This is the part where the trustless nature of the Ethereum blockchain comes into play. The contract acts as the intermediary, that locks up the initial deposit from the Sender and enforces a possible payout of the funds based on the signed balance proofs, that the Sender sent out to the Receiver without the use of a blockchain.

Once the Receiver has a balance proof, it’s easy for the Receiver to prove to the contract that the Sender owes him some tokens. With the balance proof, the contract now can reconstruct the public key of the Sender and knows with certainty that the Sender must have agreed to the updated balance.

This means that there are only 2 transactions that have to happen on the blockchain:

  • the initial opening of the channel with the prepaid amount the sender eventually wants to spend during the channel’s lifetime
  • the final closing of the channel, where the sender’s initial deposit is paid out to the receiver and sender, based on the agreed on off-chain balances

If the channel runs low on funds before it is closed, the sender can increase the transferable amount of the channel with a topup transaction on-chain.

After a channel is closed, it can’t be used anymore. If the business-relationship between the same sender and receiver should revive again, a new channel has to be opened.

µRaiden uses its own token for payments which is both ERC20 and ERC223 compliant.

Closing and settling channels

A visual description of the process can be found here.

When a sender wants to close a channel, a final balance proof is prepared and sent to the receiver for a closing signature. In the happy case, the receiver signs and sends the balance proof and his signature to the smart contract managing the channels. The channel is promptly closed and the receiver debt is settled. If there are surplus tokens left, they are returned to the sender.

In the case of an uncooperative receiver (that refuses to provide his closing signature), a sender can send his balance proof to the contract and trigger a challenge period. The channel is marked as closed, but the receiver can still close and settle the debt if he wants. If the challenge period has passed and the channel has not been closed, the sender can call the contract’s settle method to quickly settle the debt and remove the channel from the contract’s memory.
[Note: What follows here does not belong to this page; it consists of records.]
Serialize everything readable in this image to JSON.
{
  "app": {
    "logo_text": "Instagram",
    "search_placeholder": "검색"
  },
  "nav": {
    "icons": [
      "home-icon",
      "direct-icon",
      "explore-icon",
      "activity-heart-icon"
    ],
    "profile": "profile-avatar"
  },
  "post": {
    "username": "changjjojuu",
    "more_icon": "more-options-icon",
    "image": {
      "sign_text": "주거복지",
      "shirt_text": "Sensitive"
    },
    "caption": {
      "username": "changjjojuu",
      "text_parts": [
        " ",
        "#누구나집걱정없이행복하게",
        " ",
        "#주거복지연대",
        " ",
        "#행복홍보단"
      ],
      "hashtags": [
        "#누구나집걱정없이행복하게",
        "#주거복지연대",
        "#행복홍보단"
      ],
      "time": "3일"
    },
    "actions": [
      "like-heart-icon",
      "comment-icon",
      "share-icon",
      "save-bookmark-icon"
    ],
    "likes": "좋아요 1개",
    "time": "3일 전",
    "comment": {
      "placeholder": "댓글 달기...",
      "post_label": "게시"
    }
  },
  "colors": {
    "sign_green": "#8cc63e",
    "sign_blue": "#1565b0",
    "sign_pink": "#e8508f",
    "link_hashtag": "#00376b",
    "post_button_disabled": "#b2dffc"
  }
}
What happens if the sender attempts to cheat and sends a balance proof with a smaller balance? The receiver server will notice the error and automatically send a request to the channel manager contract during the challenge period to close the channel with the receiver’s latest stored balance proof.

There are incentives for having a collaborative channel closing. On-chain transaction gas cost is significantly smaller when the receiver sends a single transaction with the last balance proof and his signature, to settle the debt. Also, gas cost is acceptable when the sender sends the balance proof along with the receiver’s closing signature. Worst case scenario is the receiver closing the channel during the challenge period. Therefore, trustworthy sender-receiver relations are stimulated.


[1]All robot icons made by Freepic from
[2]Raspberry PI Pictograms by
[3]All other icons from IcoMoon Icon Pack Free, licensed under a Creative Commons Attribution 4.0 International License